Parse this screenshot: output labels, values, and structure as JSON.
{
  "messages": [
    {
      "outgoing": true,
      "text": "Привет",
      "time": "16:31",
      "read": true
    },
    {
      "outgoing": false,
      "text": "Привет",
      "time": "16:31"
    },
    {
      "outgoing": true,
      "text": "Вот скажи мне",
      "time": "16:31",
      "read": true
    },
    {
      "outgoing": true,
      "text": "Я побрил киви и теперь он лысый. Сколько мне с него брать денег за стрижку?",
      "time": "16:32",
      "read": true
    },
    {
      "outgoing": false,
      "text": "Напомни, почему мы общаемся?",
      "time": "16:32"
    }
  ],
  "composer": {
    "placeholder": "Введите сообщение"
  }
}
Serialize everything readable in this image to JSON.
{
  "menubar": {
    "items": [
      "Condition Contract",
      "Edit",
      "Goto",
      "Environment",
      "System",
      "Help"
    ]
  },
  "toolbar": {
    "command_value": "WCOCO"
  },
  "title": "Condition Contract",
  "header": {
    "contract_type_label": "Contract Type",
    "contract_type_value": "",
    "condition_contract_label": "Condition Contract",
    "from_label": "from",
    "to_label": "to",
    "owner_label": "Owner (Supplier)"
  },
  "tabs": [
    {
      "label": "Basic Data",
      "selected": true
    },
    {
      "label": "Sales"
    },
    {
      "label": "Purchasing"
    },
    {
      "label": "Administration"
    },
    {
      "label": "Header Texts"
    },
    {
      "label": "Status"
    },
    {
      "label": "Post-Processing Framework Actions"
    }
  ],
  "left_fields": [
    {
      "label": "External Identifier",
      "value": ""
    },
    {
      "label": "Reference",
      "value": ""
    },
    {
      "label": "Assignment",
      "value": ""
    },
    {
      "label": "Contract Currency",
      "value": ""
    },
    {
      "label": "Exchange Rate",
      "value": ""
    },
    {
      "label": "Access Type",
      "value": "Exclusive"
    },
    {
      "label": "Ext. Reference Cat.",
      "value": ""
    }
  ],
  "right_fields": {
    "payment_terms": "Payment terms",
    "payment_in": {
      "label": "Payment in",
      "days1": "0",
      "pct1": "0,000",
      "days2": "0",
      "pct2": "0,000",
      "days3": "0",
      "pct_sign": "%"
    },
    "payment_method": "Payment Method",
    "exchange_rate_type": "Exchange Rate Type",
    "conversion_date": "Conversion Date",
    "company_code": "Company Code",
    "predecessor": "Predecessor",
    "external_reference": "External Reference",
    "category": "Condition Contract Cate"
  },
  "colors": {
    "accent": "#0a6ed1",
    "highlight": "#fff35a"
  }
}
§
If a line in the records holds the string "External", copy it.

### Answer to the problem
      "label": "External Identifier",
    "external_reference": "External Reference",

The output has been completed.